This species has a large range, with an estimated global Extent of Occurrence of 10,000,000 km². It has a large global population, including an estimated 20,000,000-48,000,000 individuals in Europe (BirdLife International in prep.). Global population trends have not been quantified; there is evidence of population fluctuations (Turner and Rose 1989, Snow and Perrins 1998), but the species is not believed to approach the thresholds for the population decline criterion of the IUCN Red List (i.e. declining more than 30% in ten years or three generations). For these reasons, the species is evaluated as Least Concern. [conservation status from birdlife.org]

Breeding starts May-April in North-West and Central Europe, May-June in northern and North-East Europe. Nest site, most frequent on outer walls of buildings, under caves or other overhang, also under bridges, culverts, etc, natural sites are on cliffs and outcrops, coastal and inland, also under overhangs.
Colonial bird with a nest half-cup of mud pellets, down, feathers, and other light material. Cup formed against vertical wall and overhanging 'roof' with small oval entrance at top. Building by both sexes though male more active at start. Clutch size 6-8 eggs, incubation period 14-16 days done by both sexes.

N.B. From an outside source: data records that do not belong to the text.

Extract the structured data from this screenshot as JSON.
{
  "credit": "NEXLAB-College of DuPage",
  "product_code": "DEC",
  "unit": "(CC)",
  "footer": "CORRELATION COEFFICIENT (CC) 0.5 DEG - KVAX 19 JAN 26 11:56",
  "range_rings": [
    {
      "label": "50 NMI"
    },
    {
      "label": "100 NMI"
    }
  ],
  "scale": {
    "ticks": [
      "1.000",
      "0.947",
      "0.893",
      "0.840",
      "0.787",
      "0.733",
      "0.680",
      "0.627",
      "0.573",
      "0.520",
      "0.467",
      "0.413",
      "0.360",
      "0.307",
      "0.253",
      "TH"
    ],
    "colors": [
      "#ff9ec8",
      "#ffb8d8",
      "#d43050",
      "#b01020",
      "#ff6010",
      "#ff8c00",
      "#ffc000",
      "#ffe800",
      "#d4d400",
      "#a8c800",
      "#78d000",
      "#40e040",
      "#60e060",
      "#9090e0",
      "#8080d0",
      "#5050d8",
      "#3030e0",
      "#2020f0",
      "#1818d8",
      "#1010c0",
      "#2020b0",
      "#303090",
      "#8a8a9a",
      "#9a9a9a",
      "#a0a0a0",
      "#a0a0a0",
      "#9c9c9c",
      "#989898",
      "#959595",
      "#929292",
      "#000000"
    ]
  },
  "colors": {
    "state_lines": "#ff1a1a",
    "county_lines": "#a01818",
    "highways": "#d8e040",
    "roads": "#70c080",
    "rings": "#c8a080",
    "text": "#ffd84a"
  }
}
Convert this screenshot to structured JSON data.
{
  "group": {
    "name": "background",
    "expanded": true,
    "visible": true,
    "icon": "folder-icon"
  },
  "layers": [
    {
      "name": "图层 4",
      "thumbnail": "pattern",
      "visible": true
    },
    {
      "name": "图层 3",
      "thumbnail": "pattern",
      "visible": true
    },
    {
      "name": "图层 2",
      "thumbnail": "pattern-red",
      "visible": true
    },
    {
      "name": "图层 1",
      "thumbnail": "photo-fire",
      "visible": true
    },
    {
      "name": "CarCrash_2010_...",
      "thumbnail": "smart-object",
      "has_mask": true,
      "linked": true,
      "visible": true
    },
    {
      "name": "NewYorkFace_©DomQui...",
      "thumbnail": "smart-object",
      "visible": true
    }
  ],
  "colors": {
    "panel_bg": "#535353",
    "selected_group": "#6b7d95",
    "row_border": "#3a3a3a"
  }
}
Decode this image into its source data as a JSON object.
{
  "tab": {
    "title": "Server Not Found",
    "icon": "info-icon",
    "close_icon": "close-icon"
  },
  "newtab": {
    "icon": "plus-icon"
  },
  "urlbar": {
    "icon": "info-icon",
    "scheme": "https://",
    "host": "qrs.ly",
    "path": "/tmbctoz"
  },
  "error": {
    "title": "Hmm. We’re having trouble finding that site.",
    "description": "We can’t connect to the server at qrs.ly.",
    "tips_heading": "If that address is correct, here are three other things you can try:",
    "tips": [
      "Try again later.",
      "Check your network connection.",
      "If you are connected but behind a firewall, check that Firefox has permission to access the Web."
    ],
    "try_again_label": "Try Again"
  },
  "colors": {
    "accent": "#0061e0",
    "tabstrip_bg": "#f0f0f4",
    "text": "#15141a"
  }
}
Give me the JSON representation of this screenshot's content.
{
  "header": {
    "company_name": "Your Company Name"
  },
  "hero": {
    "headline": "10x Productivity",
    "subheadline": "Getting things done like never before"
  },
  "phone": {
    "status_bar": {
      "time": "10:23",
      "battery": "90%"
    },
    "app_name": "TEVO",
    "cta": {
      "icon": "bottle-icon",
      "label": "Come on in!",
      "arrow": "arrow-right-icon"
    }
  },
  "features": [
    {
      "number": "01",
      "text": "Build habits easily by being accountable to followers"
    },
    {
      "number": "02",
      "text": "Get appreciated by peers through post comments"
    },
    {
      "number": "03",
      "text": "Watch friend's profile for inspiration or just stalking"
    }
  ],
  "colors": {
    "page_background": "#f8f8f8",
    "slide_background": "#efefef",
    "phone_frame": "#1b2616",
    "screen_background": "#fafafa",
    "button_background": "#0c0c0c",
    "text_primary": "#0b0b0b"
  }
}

The winter range covers Africa south of the Sahara, India and southeast Asia. The nominate race winters predominantly throughout Africa south of the Sahara, but there are also winter records from India, mainly on the western side. The eastern race winters in southern China, Burma, Thailand and Indochina, and has been recorded in Sakhalin in Japan. A few House Martins winter in North Africa, and there are occasional winter records in Europe, including Britain. The autumn migration takes place on a broad front south through Europe and Asia to the winter quarters; the peak of migration is from the end of August to the beginning of October in western and central Europe, later in southern parts of the range. The main return to the breeding grounds is in April and May. In its winter quarters this species is usually seen in small flocks; it is a less conspicuous winter visitor than the Barn Swallow, partly because it is mor nomadic and flies at greater heights. Vagrant House Martins are known over a wide area, including the Azores, Bermuda, Ascension Island, Cape Verde Islands, South Georgia, Nepal, Maldives, Iceland, Greenland, and western Alaska.